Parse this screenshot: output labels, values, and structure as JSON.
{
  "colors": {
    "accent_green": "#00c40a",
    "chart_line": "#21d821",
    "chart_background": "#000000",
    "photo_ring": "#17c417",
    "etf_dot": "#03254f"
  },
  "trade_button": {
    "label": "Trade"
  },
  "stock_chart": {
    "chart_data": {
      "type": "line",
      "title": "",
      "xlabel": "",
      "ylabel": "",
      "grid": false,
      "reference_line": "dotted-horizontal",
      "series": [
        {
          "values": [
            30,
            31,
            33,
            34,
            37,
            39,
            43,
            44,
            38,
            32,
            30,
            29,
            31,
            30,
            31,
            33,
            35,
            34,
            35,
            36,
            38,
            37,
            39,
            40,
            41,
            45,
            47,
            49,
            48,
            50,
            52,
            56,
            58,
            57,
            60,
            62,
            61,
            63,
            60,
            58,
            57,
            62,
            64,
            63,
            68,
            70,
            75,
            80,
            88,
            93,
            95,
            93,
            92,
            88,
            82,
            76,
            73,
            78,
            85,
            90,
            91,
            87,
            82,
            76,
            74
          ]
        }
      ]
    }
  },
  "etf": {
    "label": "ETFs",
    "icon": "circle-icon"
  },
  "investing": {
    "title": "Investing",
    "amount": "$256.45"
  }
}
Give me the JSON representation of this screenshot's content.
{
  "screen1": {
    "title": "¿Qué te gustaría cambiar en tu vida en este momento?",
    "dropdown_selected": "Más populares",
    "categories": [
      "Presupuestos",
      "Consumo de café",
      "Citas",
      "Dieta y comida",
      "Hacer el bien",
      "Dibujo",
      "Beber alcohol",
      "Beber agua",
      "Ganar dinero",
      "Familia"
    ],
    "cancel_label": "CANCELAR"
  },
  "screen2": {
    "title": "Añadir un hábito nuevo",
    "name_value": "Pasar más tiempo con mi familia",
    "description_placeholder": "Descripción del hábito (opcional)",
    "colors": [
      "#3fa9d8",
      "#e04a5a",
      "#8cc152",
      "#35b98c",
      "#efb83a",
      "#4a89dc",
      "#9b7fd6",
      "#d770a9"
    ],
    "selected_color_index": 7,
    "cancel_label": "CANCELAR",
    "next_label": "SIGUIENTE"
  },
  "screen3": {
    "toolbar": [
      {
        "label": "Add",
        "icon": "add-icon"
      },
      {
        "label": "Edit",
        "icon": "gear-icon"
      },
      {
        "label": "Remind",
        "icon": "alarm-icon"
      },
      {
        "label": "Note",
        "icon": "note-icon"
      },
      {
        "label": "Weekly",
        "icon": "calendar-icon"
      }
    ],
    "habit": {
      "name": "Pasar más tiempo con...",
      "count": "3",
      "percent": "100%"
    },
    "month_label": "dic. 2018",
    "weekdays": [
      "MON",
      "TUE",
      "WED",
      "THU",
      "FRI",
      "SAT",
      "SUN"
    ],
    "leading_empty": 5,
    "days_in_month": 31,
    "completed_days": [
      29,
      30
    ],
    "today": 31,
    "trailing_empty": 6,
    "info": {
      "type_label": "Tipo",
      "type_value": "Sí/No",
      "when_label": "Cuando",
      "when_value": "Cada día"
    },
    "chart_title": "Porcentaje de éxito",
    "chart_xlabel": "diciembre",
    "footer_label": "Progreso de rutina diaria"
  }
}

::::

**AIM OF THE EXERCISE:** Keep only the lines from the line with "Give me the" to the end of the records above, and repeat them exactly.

**SOLUTION FOR THIS TASK:**
Give me the JSON representation of this screenshot's content.
{
  "screen1": {
    "title": "¿Qué te gustaría cambiar en tu vida en este momento?",
    "dropdown_selected": "Más populares",
    "categories": [
      "Presupuestos",
      "Consumo de café",
      "Citas",
      "Dieta y comida",
      "Hacer el bien",
      "Dibujo",
      "Beber alcohol",
      "Beber agua",
      "Ganar dinero",
      "Familia"
    ],
    "cancel_label": "CANCELAR"
  },
  "screen2": {
    "title": "Añadir un hábito nuevo",
    "name_value": "Pasar más tiempo con mi familia",
    "description_placeholder": "Descripción del hábito (opcional)",
    "colors": [
      "#3fa9d8",
      "#e04a5a",
      "#8cc152",
      "#35b98c",
      "#efb83a",
      "#4a89dc",
      "#9b7fd6",
      "#d770a9"
    ],
    "selected_color_index": 7,
    "cancel_label": "CANCELAR",
    "next_label": "SIGUIENTE"
  },
  "screen3": {
    "toolbar": [
      {
        "label": "Add",
        "icon": "add-icon"
      },
      {
        "label": "Edit",
        "icon": "gear-icon"
      },
      {
        "label": "Remind",
        "icon": "alarm-icon"
      },
      {
        "label": "Note",
        "icon": "note-icon"
      },
      {
        "label": "Weekly",
        "icon": "calendar-icon"
      }
    ],
    "habit": {
      "name": "Pasar más tiempo con...",
      "count": "3",
      "percent": "100%"
    },
    "month_label": "dic. 2018",
    "weekdays": [
      "MON",
      "TUE",
      "WED",
      "THU",
      "FRI",
      "SAT",
      "SUN"
    ],
    "leading_empty": 5,
    "days_in_month": 31,
    "completed_days": [
      29,
      30
    ],
    "today": 31,
    "trailing_empty": 6,
    "info": {
      "type_label": "Tipo",
      "type_value": "Sí/No",
      "when_label": "Cuando",
      "when_value": "Cada día"
    },
    "chart_title": "Porcentaje de éxito",
    "chart_xlabel": "diciembre",
    "footer_label": "Progreso de rutina diaria"
  }
}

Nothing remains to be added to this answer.